-- Extracted entries follows --

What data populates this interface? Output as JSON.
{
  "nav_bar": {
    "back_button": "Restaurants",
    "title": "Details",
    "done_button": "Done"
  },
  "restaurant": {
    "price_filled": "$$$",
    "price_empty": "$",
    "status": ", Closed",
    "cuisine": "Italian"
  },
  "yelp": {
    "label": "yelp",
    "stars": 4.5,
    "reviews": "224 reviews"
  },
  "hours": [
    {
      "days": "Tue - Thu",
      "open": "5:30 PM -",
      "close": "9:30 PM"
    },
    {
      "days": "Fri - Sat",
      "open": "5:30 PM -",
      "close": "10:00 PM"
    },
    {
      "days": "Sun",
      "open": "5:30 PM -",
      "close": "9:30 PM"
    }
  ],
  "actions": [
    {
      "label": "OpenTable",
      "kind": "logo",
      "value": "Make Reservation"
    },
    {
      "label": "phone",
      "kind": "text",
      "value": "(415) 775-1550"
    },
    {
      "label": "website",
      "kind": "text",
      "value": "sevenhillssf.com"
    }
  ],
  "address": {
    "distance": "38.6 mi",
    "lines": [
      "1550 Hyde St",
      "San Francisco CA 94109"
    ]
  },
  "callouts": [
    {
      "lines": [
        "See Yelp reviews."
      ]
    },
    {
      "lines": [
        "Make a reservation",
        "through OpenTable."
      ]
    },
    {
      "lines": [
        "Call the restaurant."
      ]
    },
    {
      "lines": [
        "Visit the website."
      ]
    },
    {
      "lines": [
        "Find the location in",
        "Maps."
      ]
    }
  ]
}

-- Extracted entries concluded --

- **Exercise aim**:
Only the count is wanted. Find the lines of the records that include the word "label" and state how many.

- **Answer section**:
4